Although MRIs are occasionally used to diagnose knee, nerve, and other issues in dogs, the vast majority are used to examine problems with the brain and spinal cord, especially if tumors or bleeding are suspected. An MRI is ideal because it’s particularly good for imaging soft tissue (brain and spinal cord) and it gives more detail than a CT scan. It does this by reading the differences in tissue density to reveal tumors and lesions that CT scans might miss.
- Often gives a diagnosis for many diseases not easily visualized by traditional radiography or ultrasonography, or even CT scan.
- No radiation exposure, making it a very safe imaging modality.
- Like CT scan, MRI requires referral to a specialty center, the imaging takes one to two hours to complete, and all animals need to be sedated/anesthetized.
- More expensive compared to other modalities (typically $2,500 to $3,500).
- While excellent, no test can reveal every cause of disease, and even an MRI may not reveal every diagnosis.
Echocardiography — essential for diagnosing heart disease
Recently, I saw a dog that had been placed on three cardiac medications more than a year ago by another doctor who diagnosed “heart disease” just by hearing a heart murmur. No diagnostic testing had been done, and now the dog had increased kidney values on blood testing.

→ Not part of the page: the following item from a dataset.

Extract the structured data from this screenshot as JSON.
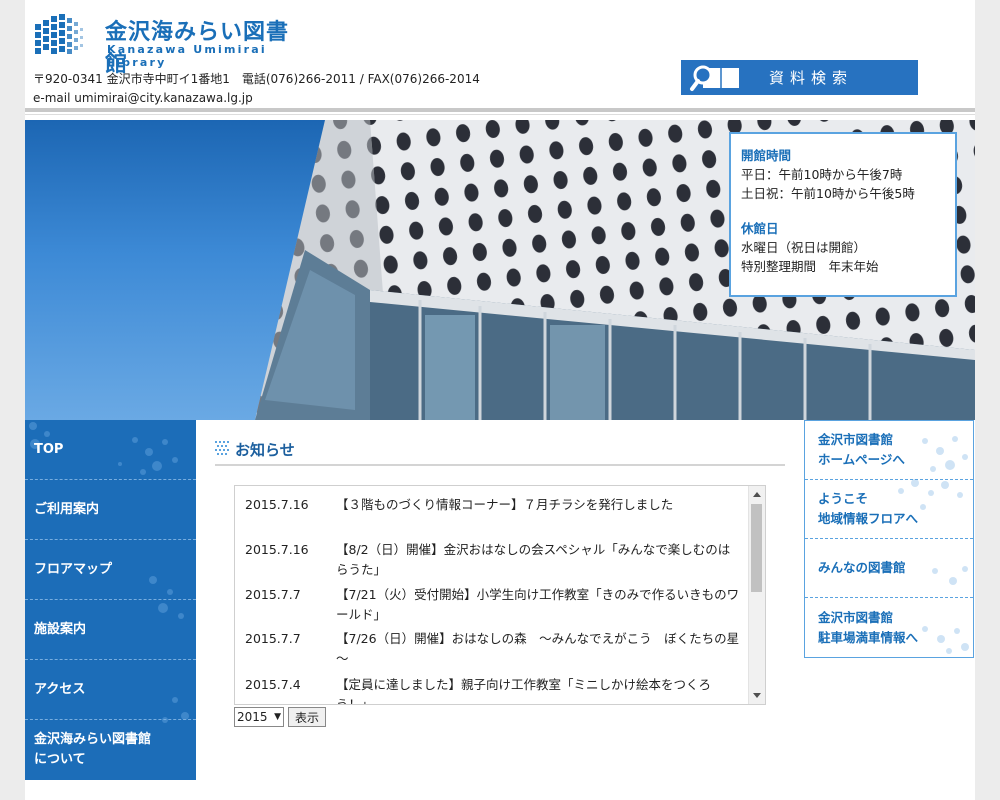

I performed a complete cardiac evaluation, including echocardiography, which showed two things: there was no primary heart disease, but the heart was showing negative changes due to the improperly prescribed cardiac medications. The cardiac drugs were also negatively affecting the kidneys.
Once we had the correct diagnosis and stopped the unnecessary medications, the dog improved!
Diagnostic imaging has progressed greatly in veterinary medicine, and it’s exciting to have all these modalities available for our dogs and cats. Keep in mind that the more advanced the modality, the higher the cost, so it’s wise to consider pet insurance before one of these diagnostic imaging techniques is needed. While basic radiographs are adequate for getting to the root of most medical conditions, ultrasonography, CT scans, and MRI scans can help diagnose problem early on — and that can be lifesaving in many cases.